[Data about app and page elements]
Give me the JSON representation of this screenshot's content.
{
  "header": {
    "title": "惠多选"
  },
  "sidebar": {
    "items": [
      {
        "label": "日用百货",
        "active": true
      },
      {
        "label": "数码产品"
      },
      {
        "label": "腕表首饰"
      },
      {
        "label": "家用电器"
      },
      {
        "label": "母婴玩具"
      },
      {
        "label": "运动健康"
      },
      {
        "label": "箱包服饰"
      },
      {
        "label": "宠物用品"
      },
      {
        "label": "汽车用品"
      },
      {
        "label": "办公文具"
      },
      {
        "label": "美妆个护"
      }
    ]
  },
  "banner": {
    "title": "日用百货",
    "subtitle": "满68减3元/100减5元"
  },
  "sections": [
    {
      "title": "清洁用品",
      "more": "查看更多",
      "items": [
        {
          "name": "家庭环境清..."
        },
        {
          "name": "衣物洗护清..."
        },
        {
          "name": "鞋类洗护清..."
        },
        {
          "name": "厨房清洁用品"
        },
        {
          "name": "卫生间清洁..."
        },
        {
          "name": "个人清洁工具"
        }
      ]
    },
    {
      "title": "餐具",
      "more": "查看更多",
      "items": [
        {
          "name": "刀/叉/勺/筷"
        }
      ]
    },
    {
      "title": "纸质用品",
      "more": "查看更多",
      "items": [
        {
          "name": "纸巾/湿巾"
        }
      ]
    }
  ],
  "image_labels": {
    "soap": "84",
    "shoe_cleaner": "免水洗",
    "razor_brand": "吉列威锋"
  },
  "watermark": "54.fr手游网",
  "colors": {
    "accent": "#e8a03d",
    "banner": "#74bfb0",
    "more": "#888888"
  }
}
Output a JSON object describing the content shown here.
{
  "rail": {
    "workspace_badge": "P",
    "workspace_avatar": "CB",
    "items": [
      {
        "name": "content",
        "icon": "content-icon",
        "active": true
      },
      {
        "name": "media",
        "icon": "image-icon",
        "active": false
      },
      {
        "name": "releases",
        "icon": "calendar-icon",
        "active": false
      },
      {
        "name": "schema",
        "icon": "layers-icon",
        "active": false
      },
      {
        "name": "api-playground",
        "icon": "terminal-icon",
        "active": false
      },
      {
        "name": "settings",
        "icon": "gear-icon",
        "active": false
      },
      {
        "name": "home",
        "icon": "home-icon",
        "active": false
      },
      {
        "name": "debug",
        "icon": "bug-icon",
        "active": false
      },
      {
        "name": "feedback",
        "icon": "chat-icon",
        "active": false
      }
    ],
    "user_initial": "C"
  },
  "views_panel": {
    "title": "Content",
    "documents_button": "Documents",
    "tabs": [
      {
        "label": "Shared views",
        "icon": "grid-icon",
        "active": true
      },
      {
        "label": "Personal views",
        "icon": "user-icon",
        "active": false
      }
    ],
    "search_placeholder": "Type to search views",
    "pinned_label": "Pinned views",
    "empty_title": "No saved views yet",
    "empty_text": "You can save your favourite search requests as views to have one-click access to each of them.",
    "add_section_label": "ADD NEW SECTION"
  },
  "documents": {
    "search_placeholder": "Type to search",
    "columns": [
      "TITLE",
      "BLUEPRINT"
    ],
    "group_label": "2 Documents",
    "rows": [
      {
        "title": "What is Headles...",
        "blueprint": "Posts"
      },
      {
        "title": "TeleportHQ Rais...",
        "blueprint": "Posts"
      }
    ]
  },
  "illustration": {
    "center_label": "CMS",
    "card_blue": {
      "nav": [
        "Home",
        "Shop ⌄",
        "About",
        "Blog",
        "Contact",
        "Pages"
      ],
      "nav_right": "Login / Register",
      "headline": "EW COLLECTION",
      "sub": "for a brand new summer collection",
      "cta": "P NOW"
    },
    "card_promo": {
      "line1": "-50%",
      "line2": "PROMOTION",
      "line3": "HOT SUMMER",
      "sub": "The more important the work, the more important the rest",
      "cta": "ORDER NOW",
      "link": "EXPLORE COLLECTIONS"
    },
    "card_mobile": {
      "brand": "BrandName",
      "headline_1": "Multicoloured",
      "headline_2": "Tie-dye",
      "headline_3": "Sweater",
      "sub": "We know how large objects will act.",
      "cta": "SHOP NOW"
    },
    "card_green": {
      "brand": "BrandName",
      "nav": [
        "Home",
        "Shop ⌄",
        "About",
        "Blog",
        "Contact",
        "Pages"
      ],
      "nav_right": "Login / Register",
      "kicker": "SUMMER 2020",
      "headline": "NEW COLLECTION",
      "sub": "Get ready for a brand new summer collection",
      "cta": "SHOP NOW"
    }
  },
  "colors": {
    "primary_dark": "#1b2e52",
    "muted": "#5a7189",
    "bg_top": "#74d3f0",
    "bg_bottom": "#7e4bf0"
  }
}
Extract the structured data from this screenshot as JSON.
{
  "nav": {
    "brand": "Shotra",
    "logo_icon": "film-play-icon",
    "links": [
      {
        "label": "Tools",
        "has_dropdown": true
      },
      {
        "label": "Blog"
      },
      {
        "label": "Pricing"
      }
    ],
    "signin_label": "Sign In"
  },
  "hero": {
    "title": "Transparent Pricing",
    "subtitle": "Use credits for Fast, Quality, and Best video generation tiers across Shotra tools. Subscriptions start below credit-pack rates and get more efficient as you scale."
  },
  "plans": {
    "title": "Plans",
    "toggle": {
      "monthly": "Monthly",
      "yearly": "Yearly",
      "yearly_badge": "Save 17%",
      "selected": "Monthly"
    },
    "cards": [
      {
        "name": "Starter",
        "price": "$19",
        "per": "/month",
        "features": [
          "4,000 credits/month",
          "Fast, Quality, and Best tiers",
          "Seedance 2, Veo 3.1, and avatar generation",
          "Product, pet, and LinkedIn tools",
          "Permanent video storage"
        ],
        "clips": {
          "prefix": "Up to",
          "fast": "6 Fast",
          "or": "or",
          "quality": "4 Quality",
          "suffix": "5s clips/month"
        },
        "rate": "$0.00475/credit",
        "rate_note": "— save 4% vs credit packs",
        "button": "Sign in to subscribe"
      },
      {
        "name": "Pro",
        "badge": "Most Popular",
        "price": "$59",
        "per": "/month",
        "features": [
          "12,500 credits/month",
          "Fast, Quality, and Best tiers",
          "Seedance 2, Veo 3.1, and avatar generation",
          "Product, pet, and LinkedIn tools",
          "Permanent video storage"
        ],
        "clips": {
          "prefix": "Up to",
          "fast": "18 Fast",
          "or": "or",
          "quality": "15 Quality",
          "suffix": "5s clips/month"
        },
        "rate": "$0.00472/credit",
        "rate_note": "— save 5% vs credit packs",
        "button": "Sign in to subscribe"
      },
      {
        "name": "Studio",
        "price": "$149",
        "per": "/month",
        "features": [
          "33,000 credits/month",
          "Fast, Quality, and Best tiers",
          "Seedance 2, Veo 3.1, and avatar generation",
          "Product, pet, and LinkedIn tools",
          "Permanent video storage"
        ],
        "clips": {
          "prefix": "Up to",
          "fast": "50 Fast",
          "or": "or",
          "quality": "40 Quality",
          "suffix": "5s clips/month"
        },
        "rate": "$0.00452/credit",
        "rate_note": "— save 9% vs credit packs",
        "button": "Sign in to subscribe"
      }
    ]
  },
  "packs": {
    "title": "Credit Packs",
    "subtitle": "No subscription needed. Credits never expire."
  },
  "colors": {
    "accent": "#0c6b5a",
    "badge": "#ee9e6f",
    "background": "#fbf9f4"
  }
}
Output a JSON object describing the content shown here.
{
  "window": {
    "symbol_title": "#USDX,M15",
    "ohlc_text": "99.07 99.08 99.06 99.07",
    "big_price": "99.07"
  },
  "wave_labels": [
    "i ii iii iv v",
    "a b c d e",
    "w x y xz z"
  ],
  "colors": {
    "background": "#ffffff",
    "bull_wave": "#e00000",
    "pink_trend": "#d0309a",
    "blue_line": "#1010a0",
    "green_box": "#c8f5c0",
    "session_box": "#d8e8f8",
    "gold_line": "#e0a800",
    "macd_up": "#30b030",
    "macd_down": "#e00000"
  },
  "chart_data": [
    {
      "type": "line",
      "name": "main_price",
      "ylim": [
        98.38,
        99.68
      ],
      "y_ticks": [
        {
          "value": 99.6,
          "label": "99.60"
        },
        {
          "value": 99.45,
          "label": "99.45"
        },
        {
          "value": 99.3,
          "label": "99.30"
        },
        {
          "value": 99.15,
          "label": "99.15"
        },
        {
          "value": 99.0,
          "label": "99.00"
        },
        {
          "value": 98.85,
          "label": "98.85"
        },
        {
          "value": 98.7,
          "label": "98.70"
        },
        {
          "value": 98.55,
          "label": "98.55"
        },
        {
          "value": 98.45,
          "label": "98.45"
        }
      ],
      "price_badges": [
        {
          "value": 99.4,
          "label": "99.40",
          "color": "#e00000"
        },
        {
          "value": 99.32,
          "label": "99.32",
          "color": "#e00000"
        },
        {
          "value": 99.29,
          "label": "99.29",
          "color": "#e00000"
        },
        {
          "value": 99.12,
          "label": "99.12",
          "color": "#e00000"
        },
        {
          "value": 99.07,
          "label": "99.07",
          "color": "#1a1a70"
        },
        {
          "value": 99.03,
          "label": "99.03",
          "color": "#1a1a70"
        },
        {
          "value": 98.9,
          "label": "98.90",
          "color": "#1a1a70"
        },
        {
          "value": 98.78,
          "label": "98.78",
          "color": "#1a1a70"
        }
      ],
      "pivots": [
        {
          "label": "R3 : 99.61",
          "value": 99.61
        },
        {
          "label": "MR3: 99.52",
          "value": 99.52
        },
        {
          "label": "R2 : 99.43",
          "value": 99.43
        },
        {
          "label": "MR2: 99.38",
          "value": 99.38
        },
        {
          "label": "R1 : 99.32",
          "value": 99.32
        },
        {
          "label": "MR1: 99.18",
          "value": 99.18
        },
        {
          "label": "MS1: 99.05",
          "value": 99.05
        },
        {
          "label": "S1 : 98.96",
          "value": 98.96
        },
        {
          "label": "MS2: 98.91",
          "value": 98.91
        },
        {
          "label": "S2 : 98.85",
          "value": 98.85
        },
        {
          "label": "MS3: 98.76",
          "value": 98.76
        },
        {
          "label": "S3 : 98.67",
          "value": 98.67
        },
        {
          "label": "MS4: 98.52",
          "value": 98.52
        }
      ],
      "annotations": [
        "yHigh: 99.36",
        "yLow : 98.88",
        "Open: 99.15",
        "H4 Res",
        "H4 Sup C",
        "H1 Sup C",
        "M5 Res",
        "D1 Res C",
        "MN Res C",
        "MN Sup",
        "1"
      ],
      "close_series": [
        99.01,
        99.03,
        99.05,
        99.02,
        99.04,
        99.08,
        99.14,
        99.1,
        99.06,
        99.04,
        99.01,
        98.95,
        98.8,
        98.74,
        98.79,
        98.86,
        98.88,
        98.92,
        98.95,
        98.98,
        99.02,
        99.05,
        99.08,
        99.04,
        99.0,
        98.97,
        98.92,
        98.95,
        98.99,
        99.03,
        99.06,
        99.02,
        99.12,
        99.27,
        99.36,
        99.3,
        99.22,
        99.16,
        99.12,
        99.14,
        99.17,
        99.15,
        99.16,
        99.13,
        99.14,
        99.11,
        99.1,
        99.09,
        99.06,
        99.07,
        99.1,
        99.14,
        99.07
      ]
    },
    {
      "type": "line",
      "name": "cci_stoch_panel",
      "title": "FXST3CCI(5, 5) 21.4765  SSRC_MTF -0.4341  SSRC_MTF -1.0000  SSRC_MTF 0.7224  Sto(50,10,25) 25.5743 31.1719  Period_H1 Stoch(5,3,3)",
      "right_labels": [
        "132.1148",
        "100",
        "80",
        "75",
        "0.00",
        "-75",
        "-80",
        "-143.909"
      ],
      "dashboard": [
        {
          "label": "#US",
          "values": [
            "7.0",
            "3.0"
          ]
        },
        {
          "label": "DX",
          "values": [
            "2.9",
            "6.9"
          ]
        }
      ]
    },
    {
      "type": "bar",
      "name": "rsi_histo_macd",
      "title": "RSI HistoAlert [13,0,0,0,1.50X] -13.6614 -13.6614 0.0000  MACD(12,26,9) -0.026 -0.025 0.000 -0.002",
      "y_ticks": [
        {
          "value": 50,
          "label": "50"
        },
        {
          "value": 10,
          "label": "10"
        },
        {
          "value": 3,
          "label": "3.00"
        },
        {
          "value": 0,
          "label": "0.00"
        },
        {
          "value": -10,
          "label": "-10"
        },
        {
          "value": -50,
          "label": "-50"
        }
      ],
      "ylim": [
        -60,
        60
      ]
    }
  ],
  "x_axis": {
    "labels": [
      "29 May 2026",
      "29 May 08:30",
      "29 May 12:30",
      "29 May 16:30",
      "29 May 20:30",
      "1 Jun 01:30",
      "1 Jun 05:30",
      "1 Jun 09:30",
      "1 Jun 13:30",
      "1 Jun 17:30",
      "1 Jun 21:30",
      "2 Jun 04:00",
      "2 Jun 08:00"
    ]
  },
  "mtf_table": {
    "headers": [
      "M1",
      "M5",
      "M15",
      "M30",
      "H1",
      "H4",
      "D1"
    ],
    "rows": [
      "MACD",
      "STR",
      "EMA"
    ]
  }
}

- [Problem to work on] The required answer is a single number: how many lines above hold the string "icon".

- [Solution below] 12